Jump to ContentJump to Main Navigation
The New Politics of Inequality in Latin AmericaRethinking Participation and Representation$
Users without a subscription are not able to see the full content.

Douglas A. Chalmers, Carlos M. Vilas, Katherine Hite, Scott B. Martin, Kerianne Piester, and Monique Segarra

Print publication date: 1997

Print ISBN-13: 9780198781837

Published to Oxford Scholarship Online: November 2003

DOI: 10.1093/0198781830.001.0001

Show Summary Details
Page of

PRINTED FROM OXFORD SCHOLARSHIP ONLINE (www.oxfordscholarship.com). (c) Copyright Oxford University Press, 2019. All Rights Reserved. Under the terms of the licence agreement, an individual user may print out a PDF of a single chapter of a monograph in OSO for personal use (for details see www.oxfordscholarship.com/page/privacy-policy).date: 21 February 2019

The Seven‐Month Itch? Neoliberal Politics, Popular Movements, and the Left in Mexico

The Seven‐Month Itch? Neoliberal Politics, Popular Movements, and the Left in Mexico

Chapter:
(p.144) 6 The Seven‐Month Itch? Neoliberal Politics, Popular Movements, and the Left in Mexico
Source:
The New Politics of Inequality in Latin America
Author(s):

Kathleen Bruhn (Contributor Webpage)

Publisher:
Oxford University Press
DOI:10.1093/0198781830.003.0006

Expectations were that new popular‐based social movements would ally with the PRD in Mexico after the latter's dramatic showing under Cardenas in 1988. Within a short time, this was shown to be false, symbolized seven months after the election by the signing, by the Comité de Defensa Popular of Durango, of an agreement with Salinas (PRI) government. Using a variety of examples, the article shows why. First, there was the effective monopoly of resources by the PRI. Second, social elements in government programmes—such as Solidaridad—which emphasized public works rather than class‐oriented programmes. Third, the structure of the PRD, which limited social movement influences. Finally, the conflicts generated by the differences between ‘movement logic’, which looked to

substantive goals and local struggles, while the party sought electoral goals and national struggles. The result is the likelihood that movement‐party alliances will be ad hoc, informal, and perhaps, cyclical.

Keywords:   Asamblea de Barrios, Cardenas, Comite de Defensa Popular, elections, party‐movement alliances, PRD, PRI, Salinas, Solidaridad

Oxford Scholarship Online requires a subscription or purchase to access the full text of books within the service. Public users can however freely search the site and view the abstracts and keywords for each book and chapter.

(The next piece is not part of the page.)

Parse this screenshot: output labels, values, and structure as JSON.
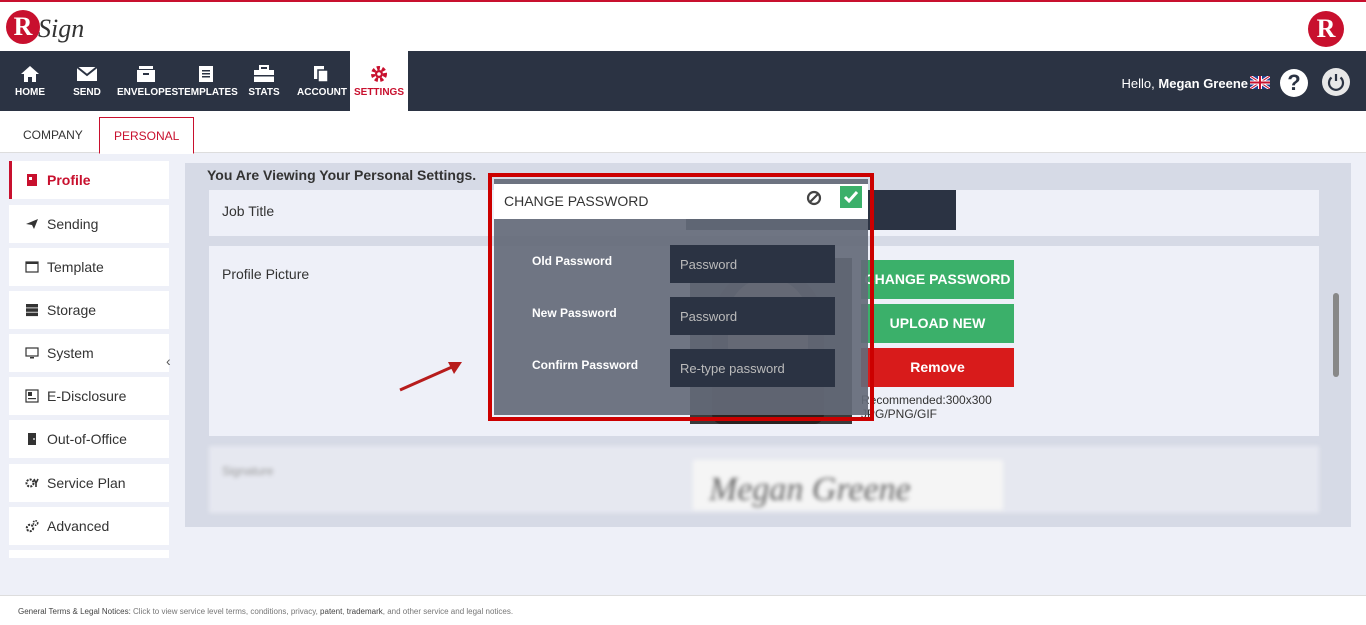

Please, subscribe or login to access full text content.

If you think you should have access to this title, please contact your librarian.

To troubleshoot, please check our FAQs , and if you can't find the answer there, please contact us .